Photography: Felix Sauter
Artists: Susanne Kudielka and Kaspar Wimberley
A project commissioned by the Festival der Regionen, taking place between the 9th of May and the 1st of June 2009 in Auwiesen (Linz, Austria)
‘Gassi’ offered festival visitors the chance to borrow a local dog and let this dog guide them on a walk through Auwiesen. This simple act, for many people a daily routine, offered the potential for a unique interaction with the site.
Walking with a dog created a feeling of belonging and purpose, legitimising intrusions and facilitating interaction with the dog-walking community; A form of camouflage for cultural tourists.
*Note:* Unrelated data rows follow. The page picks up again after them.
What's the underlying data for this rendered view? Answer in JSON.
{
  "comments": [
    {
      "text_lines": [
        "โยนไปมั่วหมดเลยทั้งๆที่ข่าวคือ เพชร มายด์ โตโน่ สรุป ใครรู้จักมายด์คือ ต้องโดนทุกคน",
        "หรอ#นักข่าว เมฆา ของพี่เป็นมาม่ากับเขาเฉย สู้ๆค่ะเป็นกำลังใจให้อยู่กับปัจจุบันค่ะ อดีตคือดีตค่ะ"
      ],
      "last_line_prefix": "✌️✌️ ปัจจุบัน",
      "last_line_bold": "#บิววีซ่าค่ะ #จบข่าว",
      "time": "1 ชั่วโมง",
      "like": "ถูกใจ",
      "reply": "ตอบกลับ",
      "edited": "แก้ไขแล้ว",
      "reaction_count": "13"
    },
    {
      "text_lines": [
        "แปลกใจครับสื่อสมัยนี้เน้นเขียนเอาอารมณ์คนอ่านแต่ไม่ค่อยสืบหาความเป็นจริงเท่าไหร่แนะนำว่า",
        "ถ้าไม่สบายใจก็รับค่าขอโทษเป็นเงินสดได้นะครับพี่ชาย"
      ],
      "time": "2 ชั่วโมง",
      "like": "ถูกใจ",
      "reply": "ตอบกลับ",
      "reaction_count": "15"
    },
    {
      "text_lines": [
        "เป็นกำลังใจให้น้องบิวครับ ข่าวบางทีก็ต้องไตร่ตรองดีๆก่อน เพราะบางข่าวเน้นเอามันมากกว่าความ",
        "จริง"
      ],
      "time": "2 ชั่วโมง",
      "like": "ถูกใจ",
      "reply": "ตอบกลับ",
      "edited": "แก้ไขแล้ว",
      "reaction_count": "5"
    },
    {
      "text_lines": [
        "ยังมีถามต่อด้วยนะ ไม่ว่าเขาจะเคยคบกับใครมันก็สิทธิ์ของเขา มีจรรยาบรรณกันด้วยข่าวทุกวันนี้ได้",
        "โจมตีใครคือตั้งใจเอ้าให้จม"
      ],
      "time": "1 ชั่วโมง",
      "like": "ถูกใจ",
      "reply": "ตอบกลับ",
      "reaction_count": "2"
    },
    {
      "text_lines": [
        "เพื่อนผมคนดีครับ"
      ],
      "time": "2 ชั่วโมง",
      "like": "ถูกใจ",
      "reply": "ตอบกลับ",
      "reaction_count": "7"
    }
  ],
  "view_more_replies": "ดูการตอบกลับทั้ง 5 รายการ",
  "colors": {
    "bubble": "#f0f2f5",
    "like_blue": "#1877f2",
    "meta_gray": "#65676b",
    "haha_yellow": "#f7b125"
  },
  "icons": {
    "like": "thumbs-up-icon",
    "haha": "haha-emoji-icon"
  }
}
The lack of any conscious destination and the consideration for the dog’s needs resulted in a very different rhythm and focus for the walk, neutralising or diverting the voyeurism of the situation, removing the exotic, the spectacle, the ‘them and us’. Curators would return and talk about wee-wee.
Who or what was in control of the walk? How does the architecture guide the dog-walkers? How do the dogs guide the dog-walkers? Do patterns of daily life and daily routine emerge? The routes that were taken were documented using GPS tracking devices and short interviews that were held at the end of each tour, a growing archive of cartographic and cognitive documentation that emerged as the festival progressed. At the end of the festival we hosted a BBQ-Vernisage that brought together the dog owners, Gassi participants, and an exhibition of routes, reactions and experiences. A publication was then made to document the project.
Walking a dog leads to unavoidable contact with other dog owners. The dogs tend to force the conversation, as they excitedly perform a parallel get-together and bring the walk to a temporary halt. The starting point for the conversation is almost always the dog. How old, male or female? You find yourself talking openly about a very personal and private thing.
Auwiesen is a place of dogs and dog owners, complete with ‘Freilauf’ areas and the provision of plastic bag dispensers along the main road. During an hour-long walk through Auwiesen, we documented twelve encounters with dog owners who were taking their four legged friends for a walk. The people we met spanned every generation and came from a variety of backgrounds, a cross section of the Auwiesen community. You usually found yourself saying hello to the dog first. If we had not said hello to their dogs, we would probably not have had a discussion with the people we met.
The idea also touches on our own actions, as artists coming into a community to explore its potential for a future project. Sniffing around in a state of heightened interest, we found the place fascinating, taking photos of people’s private spaces, and looking for conversations or contact with ‘the locals’. This led us to consider the cultural tourists that might be coming to ‘experience’ Auwiesen during the festival. Providing visitors with a dog could be read as a form of camouflage for cultural tourists.